Merck stops study of HIV vaccine
The trial of about 3,000 HIV-negative volunteers was being co-sponsored by Merck and the HIV
Vaccine Trials Network (HVTN), the largest clinical trials program for developing
and testing HIV vaccines which is part of the NIH.
Merck had been testing the drug for 10 years and, while the
vaccine was not thought to have huge commercial potential, it was considered important
in the global effort against the virus that causes AIDS. The best way to control the spread of the disease is thought to be through a prophylatic vaccine.
Had it worked, V520, as the vaccine was known internally, would have added to a string of R&D successes for Merck that also have included Gardasil, a vaccine against the virus that causes cervical cancer, and Januvia, a diabetes pill.
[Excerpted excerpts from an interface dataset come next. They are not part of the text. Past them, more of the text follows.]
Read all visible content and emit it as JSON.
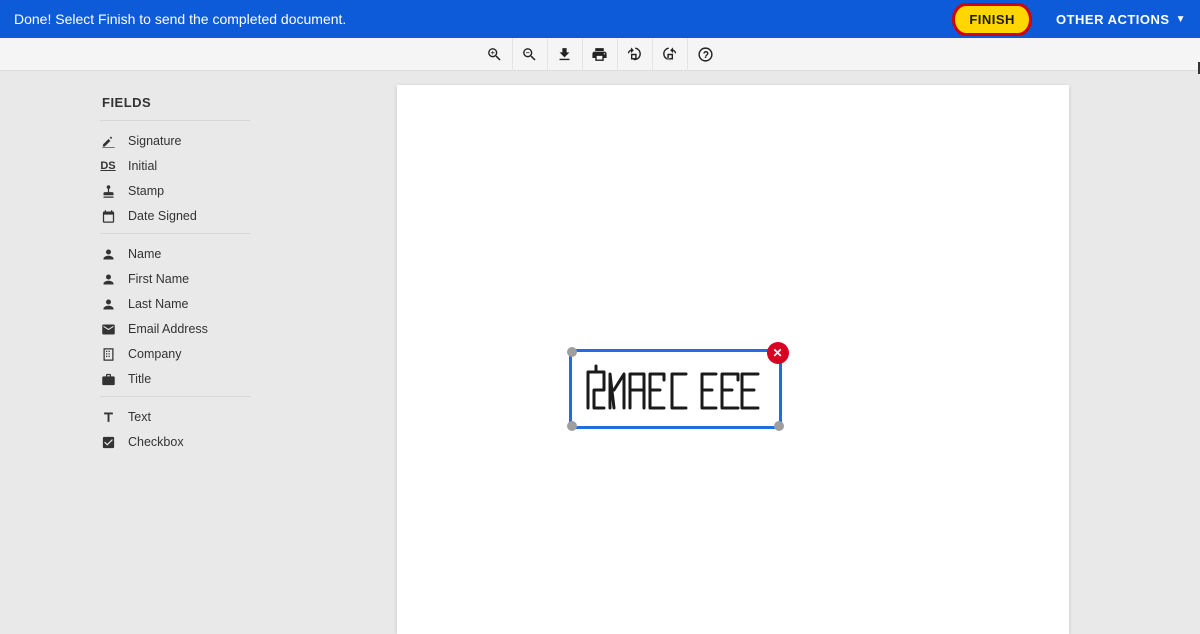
{
  "topbar": {
    "message": "Done! Select Finish to send the completed document.",
    "finish_label": "FINISH",
    "other_actions_label": "OTHER ACTIONS"
  },
  "sidebar": {
    "title": "FIELDS",
    "group1": [
      {
        "label": "Signature",
        "icon": "signature-icon"
      },
      {
        "label": "Initial",
        "icon": "initial-icon"
      },
      {
        "label": "Stamp",
        "icon": "stamp-icon"
      },
      {
        "label": "Date Signed",
        "icon": "date-signed-icon"
      }
    ],
    "group2": [
      {
        "label": "Name",
        "icon": "name-icon"
      },
      {
        "label": "First Name",
        "icon": "first-name-icon"
      },
      {
        "label": "Last Name",
        "icon": "last-name-icon"
      },
      {
        "label": "Email Address",
        "icon": "email-icon"
      },
      {
        "label": "Company",
        "icon": "company-icon"
      },
      {
        "label": "Title",
        "icon": "title-icon"
      }
    ],
    "group3": [
      {
        "label": "Text",
        "icon": "text-icon"
      },
      {
        "label": "Checkbox",
        "icon": "checkbox-icon"
      }
    ]
  },
  "signature": {
    "close_glyph": "✕"
  }
}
Cordaptive, an extended-release niacin + flush inhibitor, was recently filed with the FDA.
“We share in the disappointment of the research and HIV communities today,” said Peter Kim, PhD, president, Merck Research Laboratories, in a statement. “Sadly, developing an effective AIDS vaccine remains one of the most challenging tasks facing modern medicine.”
According to Merck, the independent Data Safety Monitoring Board reviewed safety data and results of an interim efficacy analysis of the study, recommending discontinuation because the trial will not meet its efficacy endpoints.